How may I live without my name? I have given you my soul; leave me my name! — John Proctor, The Crucible by A. Miller
I've been very bleary eyed this week because like many others in the publishing industry, I've been following the news unfolding about Harlequin's association with Author Solutions. If you haven't heard about this, and would like to know what is going on, I've followed this discussion over on Smart Bitches.
I think I've said enough about the venture in the discussion. Today I'd like to continue the previous post's thoughts and talk about the power of your name.
I remember reading and discussing The Crucible in high school. Out of all the quotes from that play, the only one that stuck with me is the one I quoted above.
I remember sitting in class as a teenager, and a discussion broke out because many of my teen peers just didn't get it. They didn't understand why a man would die to protect the integrity of his name.

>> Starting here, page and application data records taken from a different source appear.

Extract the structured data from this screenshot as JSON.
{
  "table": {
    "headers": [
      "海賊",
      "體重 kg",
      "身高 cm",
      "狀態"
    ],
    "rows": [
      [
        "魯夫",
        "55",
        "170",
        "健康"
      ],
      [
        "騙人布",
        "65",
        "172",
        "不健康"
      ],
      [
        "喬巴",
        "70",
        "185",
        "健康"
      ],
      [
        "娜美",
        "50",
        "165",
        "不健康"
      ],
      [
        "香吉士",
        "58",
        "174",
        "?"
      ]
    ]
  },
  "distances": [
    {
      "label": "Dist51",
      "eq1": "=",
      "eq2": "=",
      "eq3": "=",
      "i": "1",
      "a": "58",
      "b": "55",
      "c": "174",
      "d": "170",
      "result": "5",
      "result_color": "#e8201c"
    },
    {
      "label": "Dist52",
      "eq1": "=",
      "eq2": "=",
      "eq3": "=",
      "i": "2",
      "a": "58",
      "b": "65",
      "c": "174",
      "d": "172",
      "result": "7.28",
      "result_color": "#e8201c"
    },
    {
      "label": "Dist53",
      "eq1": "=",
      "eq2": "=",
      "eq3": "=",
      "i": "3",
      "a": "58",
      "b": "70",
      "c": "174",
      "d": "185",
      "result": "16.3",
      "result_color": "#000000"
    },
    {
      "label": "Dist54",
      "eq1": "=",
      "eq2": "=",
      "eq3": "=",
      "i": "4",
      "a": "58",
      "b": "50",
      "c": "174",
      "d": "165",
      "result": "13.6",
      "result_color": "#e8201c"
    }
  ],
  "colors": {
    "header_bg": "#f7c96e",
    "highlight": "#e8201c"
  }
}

I'm not sure if I really understood it then. Teens are remarkably short-sighted, and don't seem to realize the value of their public identity. I've seen things on teen's social networking sites that make my head spin and now as an adult the one though that comes to mind is, "What are you doing to yourself?!"
But that's the trick. I'm not lamenting what they've done, because had they done it in private, they could heal in the long run. I'm lamenting what they've done to their personal identity by making stupid mistakes public.
Our identity is powerful. I understand that now. As I get older and hopefully wiser, I recognize the importance of protecting and defending my name.
I had a friend who went in for a job interview, and had the interviewer throw down pictures of a porn dominatrix and accuse my friend of being a porn star because they shared the same name and unfortunately, hair color. She was immediately dismissed, and shell shocked, because no matter how many times she told the idiot interviewer, "This isn't me." The woman wouldn't listen. According to her, there it was in black and white, her name.
Our name is our lasting stamp on the mark we leave on this world. Take very special care that your name is used for good, and your name will become more powerful.
Look at the name, Oprah.
It didn't exist until Oprah's family misspelled the biblical figure, Orpah. Just contemplate the power of that single name for a moment.
Even in Shakespeare, Juliet laments, "What's in a name? That which we call a rose
By any other name would smell as sweet." — Romeo and Juliet (II,ii, 1-2)
While in this line alone, she seems to say the name Montague isn't important, she loves him for him, the two young lovers seem to know they cannot escape their names. In order to find love, he'd have to deny his father and refuse his name, or else she will deny hers.
In the end, our name is more than our name. It is our identity. It needs to be protected. It takes one ugly mistake to damage it, possibly irrevocably. And while our lives our fleeting, or names have the power to be immortal.
Please protect them.